TMZ Sued for Placing Hidden Microphones in a Courtroom
Just where will TMZ go next?
Earlier this year, the celebrity tabloid was rumored to be exploring licensing a drone to stalk celebrities from the air. TMZ denied it, but maybe people should be looking down rather than up.
According to a new lawsuit filed in California federal court, TMZ allegedly has been placing hidden microphones in courtrooms and recording conversations between court officers involved in matters of tabloid interest.
The lawsuit comes from a man named Alpha Walker, who on May 16, 2012, was brought into a Los Angeles Superior Court hearing and accused of attempting to extort the singer Stevie Wonder. During the proceedings, Walker's attorneys objected to the presence of media in the courtroom, and then the discussion evolved to the illicit microphones that were placed on the judge's bench and behind books on both sides of counsel table.
According to the complaint, which asks for a permanent injunction, "It was then learned that these privileged communications were instantaneously transferred to the headquarters of TMZ Enterprises."
The case is murky because the judge in the matter, Ray Jurado, had allowed the recording to occur, and the court's staff apparently was involved in the placement of the microphones.
Still, the judge said he was dismayed to find a microphone on his bench.
"I would like to state for the record that I was not aware of this microphone," Jurado stated in court. "Had I been aware, I would have made sure that it was either removed from the bench when we have sidebar conference or turned off or both. This will not happen again."
The judge then addressed the media in the courtroom, saying that if the media couldn't hear what was being said, the court had its own microphones. He then held off-the-record conversations with the attorneys and announced, "The Court's just been made aware that there was unbeknownst to counsel and the court a microphone placed at counsel table."
Frances Young, the deputy district attorney, then demanded that the court confiscate the equipment and investigate other recording devices.
"It would be evidence of a crime," said Young. "I realize it's an unusual request, but I also, in 16 years, have never -- and I've done many media cases -- never had a media organization surreptitiously record a bench officer, a DA and two defense attorneys."
The court asked the representative of the media to state his name for the record. The respondent said he was Christopher Manivong, who is listed on LinkedIn as live stream coordinator at EHM Productions, which operates TMZ. Manivong denied broadcasting out anything that wasn't on record, but the court officers weren't entirely convinced.
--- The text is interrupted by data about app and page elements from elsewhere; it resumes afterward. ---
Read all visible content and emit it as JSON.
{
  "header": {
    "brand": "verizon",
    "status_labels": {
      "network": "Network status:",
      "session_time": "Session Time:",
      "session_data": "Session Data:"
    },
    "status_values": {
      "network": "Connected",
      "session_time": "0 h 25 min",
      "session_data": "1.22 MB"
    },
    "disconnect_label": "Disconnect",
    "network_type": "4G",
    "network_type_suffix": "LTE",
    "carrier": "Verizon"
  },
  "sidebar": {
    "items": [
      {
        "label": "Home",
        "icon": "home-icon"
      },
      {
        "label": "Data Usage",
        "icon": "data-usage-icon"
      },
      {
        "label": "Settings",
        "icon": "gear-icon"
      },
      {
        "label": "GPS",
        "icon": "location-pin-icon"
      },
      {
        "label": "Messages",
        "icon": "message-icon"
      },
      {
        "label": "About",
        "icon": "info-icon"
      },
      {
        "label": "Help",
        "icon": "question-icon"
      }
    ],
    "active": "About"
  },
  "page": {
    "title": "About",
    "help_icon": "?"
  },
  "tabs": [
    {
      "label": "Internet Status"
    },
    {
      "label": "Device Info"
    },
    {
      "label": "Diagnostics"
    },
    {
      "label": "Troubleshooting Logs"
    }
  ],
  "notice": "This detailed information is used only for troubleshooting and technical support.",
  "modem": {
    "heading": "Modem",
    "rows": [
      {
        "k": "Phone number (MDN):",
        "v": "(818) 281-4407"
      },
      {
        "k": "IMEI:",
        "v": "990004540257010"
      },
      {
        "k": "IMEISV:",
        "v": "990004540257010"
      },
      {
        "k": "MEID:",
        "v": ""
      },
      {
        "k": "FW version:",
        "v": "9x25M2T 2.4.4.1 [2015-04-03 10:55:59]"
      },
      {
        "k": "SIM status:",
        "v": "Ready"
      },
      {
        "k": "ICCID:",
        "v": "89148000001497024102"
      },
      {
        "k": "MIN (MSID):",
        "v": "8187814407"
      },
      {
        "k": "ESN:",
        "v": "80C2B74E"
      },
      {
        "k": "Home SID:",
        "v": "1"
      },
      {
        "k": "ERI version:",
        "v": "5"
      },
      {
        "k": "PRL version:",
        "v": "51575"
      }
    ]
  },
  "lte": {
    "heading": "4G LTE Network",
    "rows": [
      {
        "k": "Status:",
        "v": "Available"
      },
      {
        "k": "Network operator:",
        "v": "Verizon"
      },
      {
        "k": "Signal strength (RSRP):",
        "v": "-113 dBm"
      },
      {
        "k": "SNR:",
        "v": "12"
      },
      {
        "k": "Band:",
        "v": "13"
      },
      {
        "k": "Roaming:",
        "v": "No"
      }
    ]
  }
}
Jurado and the attorneys then reviewed the recordings. Afterward, the judge stated that no "discernible voices" were heard on sidebar conferences and private discussions between counsel. The judge said there was nothing problematic about the recording and approved its use by the media.
But that didn't end the matter.
After the hearing, Walker's attorney Ian Wallach spoke on the phone to Elisabeth Neubauer, a senior counsel at EHM, and thought that he had reached an agreement whereby TMZ would destroy footage. But there appears to have been no agreement. According to a letter sent by Neubauer to Wallach attached to the lawsuit, "I made no promises during our conversation, and frankly I am appalled that you would go to such lengths to put words into my mouth. That said, please know that TMZ will act consistent with its legal obligations."
Now comes the lawsuit where it is alleged that the microphones and camera equipment couldn't indicate to court officers whether there was recording happening and didn't have a mechanism to stop power when the proceedings were off record.
The complaint also says: "Prior to TMZ's motion to be present was considered by the Court, Plaintiff was erroneously brought out of 'lock-up' by the Courtroom Deputy, but then quickly returned. It would later be learned -- when the tape was viewed by all counsel and the Judge in chambers -- that Plaintiff had been filmed against the wall, with a close frame-up of his head, while in handcuffs, and that this footage had been immediately transmitted to TMZ's headquarters."
(According to court records, a media request by TMZ, ABC, CBS and other outlets to allow recording was granted May 15, the day before the hearing.)
Walker's lawsuit also states that although the judge didn't find anything of troubling substance on the tapes, he didn't address whether the recordings "could be enhanced to render [them] audible."
Walker says that as a result of TMZ's conduct, he has experienced "tremendous fear and distrust of the judicial system" and is suing for wiretapping, invasion of privacy, intentional infliction of emotional distress and eavesdropping on confidential communication. He's seeking $100,000 in actual damages and more in punitive damages.
The complaint also asserts that TMZ's "conduct is ongoing" and violates attorney-client privilege. Asking for a permanent injunction over TMZ's alleged conduct, the plaintiff says "its threat to the public interest is tremendous. No matter who the alleged victim in a case is, there can be no lawful justification."
TMZ is a division of Warner Bros. A spokesperson for the company says it has no comment.
It's unclear how the microphones were placed in the courtroom without court officials knowing, especially if court personnel participated in placing them. The Hollywood Reporter has reached out to the Los Angeles Superior Court's media department for comment, and we'll provide any information we learn.
E-mail: firstname.lastname@example.org; Twitter: @eriqgardner